I saw my barely 5-foot-6-inch father as being a full 6-foot-7-inches tall.
In his youth he was a trooper in the U.S. Fifth Cavalry. Serving along with Apache scouts, he galloped forward in an attack in a great cavalry charge in the Mexican state of Chihuahua during the 1916 Punitive Expedition under the command of General John J. "Black Jack" Pershing.
Strangely, at his funeral there was a bare mention in the eulogy of that part of my father’s years.
He was lauded as an exceptionally loving husband, father and grandfather. His communal loyalties and activities were praised. Everything the rabbi said was true, but I was remembering the tales of that one aspect of his life that shone so very brightly in my memory.
The Canadian philosopher Marshall McLuhan gave a modernist interpretation of one of the most important truths of human existence: that perception is reality.
The ancient Greeks had a view of their gods as being importantly real; we now view their theological concepts as myth.
When Agrippinna begged Nero to deify her, to make her into a god, she saw that as a reality. The bizarre animal-headed gods and goddess of the Egyptians were real to them.
In our time, we of the Western world value ourselves as monotheists. Yet, the variants of views of God range through the subtle and the obscure to the dynamic.
Pacifist faiths gently sing the praises of a peace-loving deity. The self-immolating and suicide bombing believers of other religious groups clearly have a very different vision of God.
There are those who believe that what God wants of humans is faithful acceptance. There are others who emphasize a good deed rather than a creed.

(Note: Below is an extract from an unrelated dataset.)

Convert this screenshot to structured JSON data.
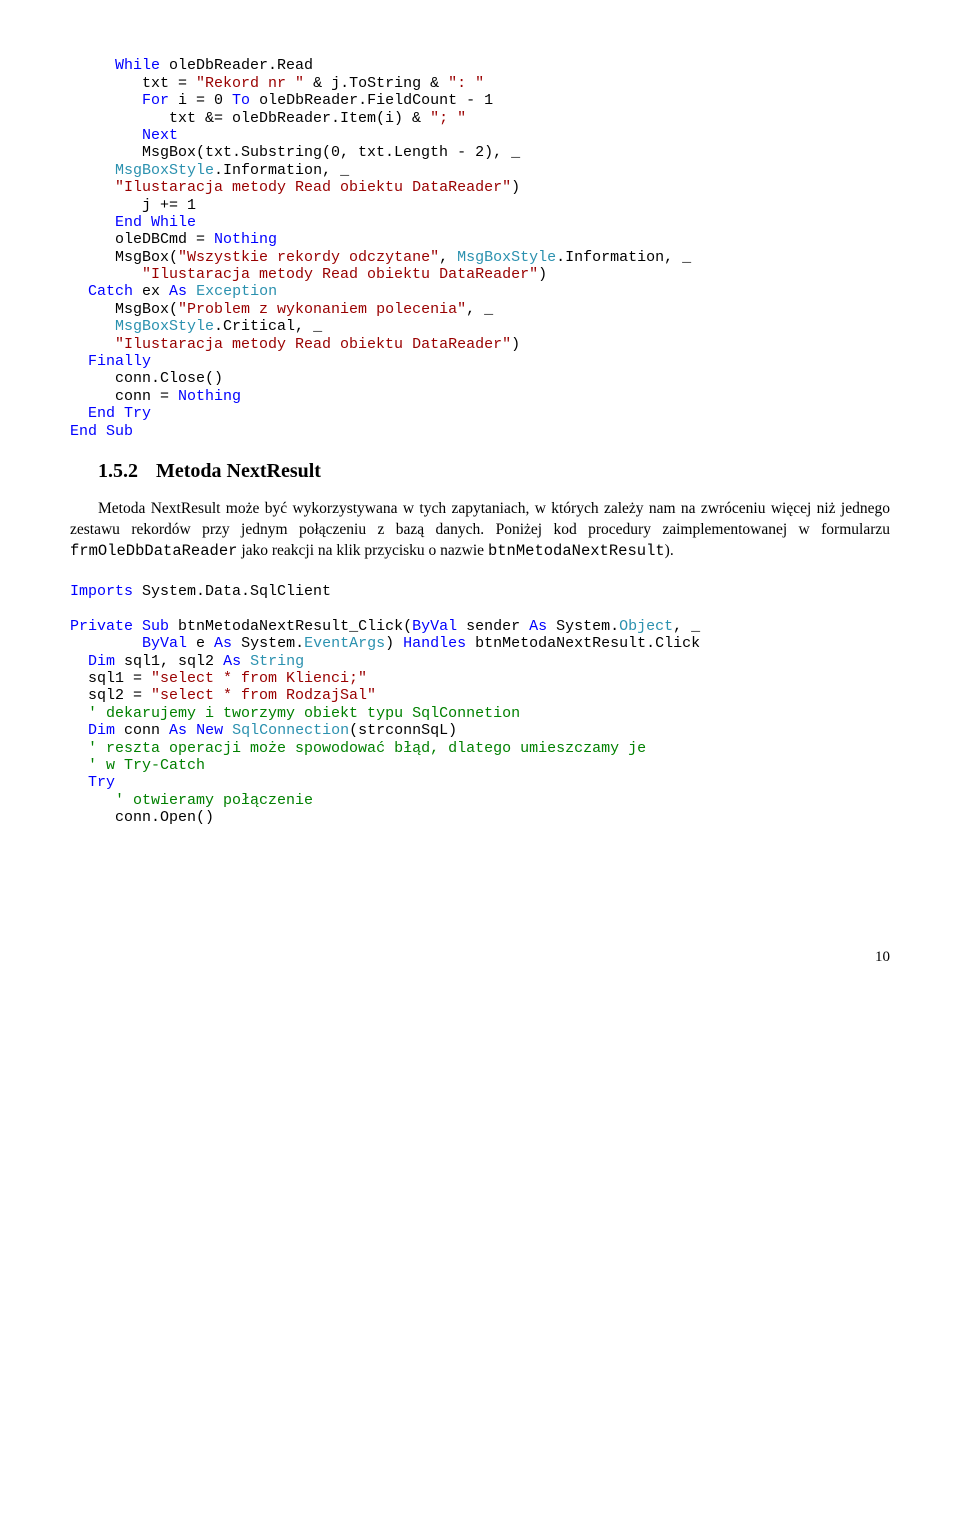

Judaism daily revels in the unity of God that emphasizes the unity of all of God’s creatures. It trumpets with pride the simple poetic formula offered by the prophet Micah: “It hath been told thee, O man, what is good, and what the LORD doth require of thee: only to do justly, and to love mercy, and to walk humbly with thy God."